There is no doubt that China aims to position itself as a frontrunner in the race to build the next generation Internet network, owning rather than depending on intellectual property rights.
The creation of 3 integrated operators in China’s telecommunication market was intended to achieve what several rounds of reforms have failed to do over the past 15 years: create meaningful competition.
The new government-engineered reform is already facing some challenges. China Mobile which ended up with the fixed network of China Tietong – formerly China Railway Telecom – is seeing its merger delayed by at least 3 months. The culprit appears to be the integration of the operator’s back-office systems for its wireless network with those of Tietong’s fixed-line network.
In the meantime, China Telecom and China Netcome have already completed their side of the merger and are starting to offer new services. This “asymmetric” treatment of the operators may reduce the dominance of China Mobile. But it is also proof that such engineered re-shuffling of competitive forces does not always make “market” sense.
As long as the operators remain state-owned, the government will face conflicting goals between generating revenues for the State and benefitting consumers through cheaper prices or innovation. The days of co-ordinated competition are not over!
Remember Remember Jing Jing and Cha Cha?
They are the visible face of China’s Internet police force – estimates put the number of Internet officers patrolling the Chinese web at 30’000. The two characters even have separate websites: one for Jingjing and one for Chacha. One can even chat with the characters. The municipality of Beijing has implemented a similar scheme in 2007. In the latter version, the characters appear every half hour on 13 of China’s top web portals.
The idea behind the “patrol” is to remind netizens that the Internet is not a place beyond law, something that applies to all countries.
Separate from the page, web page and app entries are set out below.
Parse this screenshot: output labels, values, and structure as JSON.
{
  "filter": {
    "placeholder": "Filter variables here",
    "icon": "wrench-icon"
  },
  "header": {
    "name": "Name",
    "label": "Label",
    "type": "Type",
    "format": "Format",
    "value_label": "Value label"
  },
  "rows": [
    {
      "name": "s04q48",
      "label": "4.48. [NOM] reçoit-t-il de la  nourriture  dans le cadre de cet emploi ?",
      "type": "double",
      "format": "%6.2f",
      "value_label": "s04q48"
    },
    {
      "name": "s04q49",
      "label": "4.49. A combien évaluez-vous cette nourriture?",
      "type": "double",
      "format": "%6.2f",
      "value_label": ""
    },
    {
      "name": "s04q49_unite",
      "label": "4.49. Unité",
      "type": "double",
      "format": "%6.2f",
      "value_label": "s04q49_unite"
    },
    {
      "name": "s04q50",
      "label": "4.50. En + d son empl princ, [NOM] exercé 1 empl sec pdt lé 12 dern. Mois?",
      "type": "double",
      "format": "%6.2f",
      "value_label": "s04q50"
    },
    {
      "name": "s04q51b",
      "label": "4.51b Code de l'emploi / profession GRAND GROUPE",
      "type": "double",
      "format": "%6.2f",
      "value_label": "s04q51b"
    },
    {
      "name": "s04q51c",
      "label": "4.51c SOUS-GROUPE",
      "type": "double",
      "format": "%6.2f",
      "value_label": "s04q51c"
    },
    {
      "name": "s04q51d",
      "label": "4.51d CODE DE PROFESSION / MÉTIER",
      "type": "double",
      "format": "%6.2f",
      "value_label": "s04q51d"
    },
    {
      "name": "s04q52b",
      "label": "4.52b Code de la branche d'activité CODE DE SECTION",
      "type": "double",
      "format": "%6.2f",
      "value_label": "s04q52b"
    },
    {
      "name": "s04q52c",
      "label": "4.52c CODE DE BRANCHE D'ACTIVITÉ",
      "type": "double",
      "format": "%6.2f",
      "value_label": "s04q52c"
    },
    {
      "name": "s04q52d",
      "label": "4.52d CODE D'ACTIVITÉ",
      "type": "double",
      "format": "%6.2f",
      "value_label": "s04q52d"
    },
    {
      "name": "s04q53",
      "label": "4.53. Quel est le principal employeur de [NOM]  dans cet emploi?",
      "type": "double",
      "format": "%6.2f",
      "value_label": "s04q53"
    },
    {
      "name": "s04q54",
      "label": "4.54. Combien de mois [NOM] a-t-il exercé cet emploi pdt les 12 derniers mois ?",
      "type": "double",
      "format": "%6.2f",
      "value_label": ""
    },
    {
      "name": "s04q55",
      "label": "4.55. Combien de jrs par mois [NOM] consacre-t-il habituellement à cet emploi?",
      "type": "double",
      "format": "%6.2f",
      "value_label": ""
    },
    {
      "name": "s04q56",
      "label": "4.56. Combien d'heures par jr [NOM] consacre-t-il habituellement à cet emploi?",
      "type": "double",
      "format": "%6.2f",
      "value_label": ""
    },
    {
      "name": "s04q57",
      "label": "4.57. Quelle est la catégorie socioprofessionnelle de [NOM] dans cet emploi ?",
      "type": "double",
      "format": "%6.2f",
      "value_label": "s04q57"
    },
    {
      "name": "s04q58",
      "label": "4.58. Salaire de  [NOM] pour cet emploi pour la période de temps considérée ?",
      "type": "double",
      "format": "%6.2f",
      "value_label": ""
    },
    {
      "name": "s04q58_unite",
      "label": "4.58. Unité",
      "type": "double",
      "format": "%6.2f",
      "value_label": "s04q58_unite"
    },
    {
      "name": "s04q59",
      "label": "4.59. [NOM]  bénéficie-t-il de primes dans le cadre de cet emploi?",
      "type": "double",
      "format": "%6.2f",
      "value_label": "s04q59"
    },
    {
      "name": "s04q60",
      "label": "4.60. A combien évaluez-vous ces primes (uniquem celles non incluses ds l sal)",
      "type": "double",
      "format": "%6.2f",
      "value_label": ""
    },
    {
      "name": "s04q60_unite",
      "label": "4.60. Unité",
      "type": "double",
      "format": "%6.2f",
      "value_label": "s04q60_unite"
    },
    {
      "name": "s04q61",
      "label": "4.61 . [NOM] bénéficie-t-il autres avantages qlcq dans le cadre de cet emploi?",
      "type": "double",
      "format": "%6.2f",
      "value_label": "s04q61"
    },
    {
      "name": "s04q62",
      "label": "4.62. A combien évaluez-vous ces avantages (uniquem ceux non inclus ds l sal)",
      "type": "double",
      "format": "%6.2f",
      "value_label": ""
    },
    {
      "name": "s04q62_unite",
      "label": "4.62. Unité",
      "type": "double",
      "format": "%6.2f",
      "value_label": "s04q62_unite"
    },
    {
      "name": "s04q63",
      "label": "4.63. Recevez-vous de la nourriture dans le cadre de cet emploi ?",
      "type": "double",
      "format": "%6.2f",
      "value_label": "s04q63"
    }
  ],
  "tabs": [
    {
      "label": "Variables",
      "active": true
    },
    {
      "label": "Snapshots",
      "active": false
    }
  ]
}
News are that China has already been exporting its skills to Bangladesh! Care to join the force?